Collection entries -
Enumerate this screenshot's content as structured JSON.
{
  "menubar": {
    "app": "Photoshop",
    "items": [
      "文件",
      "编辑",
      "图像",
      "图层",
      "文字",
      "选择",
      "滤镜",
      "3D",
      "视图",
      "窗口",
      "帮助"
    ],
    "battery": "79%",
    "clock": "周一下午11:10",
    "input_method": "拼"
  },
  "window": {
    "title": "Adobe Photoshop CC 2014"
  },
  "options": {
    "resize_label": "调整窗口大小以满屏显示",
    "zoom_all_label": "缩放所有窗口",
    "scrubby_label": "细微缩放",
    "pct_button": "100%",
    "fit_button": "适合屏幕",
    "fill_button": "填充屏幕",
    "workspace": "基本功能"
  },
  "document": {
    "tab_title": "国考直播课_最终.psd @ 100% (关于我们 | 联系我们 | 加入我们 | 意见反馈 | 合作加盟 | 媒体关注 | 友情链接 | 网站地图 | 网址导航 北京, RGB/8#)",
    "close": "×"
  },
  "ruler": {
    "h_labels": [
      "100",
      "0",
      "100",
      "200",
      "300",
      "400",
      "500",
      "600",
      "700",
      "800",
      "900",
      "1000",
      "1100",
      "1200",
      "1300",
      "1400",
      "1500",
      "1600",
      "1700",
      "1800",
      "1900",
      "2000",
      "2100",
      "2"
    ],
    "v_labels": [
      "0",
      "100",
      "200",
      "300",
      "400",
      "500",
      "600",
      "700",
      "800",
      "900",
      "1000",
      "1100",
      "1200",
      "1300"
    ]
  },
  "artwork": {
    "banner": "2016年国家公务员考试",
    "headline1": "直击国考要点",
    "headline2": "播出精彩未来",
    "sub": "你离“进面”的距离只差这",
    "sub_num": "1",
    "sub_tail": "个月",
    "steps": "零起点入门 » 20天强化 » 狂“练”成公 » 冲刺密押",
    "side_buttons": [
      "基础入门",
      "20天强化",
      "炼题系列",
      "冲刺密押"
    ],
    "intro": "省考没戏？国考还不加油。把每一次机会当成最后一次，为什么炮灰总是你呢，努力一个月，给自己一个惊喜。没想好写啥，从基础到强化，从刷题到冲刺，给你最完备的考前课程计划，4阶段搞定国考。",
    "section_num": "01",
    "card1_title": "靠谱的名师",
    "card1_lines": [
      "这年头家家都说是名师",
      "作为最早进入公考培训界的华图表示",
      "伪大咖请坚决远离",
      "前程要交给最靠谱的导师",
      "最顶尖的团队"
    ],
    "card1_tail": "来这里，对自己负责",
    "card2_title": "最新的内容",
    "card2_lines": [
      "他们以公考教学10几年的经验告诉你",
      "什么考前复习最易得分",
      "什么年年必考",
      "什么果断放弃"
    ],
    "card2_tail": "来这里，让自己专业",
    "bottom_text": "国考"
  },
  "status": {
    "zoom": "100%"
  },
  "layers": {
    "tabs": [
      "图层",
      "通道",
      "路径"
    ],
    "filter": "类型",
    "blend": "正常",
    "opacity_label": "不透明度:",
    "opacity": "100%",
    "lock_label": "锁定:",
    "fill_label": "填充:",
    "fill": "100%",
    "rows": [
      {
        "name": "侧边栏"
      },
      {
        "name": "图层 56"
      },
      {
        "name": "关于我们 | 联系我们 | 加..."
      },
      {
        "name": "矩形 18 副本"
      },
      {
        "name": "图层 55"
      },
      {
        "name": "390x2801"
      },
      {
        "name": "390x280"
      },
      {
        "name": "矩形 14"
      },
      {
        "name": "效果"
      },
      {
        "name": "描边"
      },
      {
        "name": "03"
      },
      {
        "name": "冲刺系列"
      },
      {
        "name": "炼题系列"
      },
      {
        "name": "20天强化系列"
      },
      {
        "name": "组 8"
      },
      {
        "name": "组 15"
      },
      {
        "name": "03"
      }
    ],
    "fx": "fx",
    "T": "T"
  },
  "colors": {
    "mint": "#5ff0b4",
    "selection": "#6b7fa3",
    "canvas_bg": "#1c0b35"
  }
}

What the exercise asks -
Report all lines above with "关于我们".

Result for this task -
    "tab_title": "国考直播课_最终.psd @ 100% (关于我们 | 联系我们 | 加入我们 | 意见反馈 | 合作加盟 | 媒体关注 | 友情链接 | 网站地图 | 网址导航 北京, RGB/8#)",
        "name": "关于我们 | 联系我们 | 加..."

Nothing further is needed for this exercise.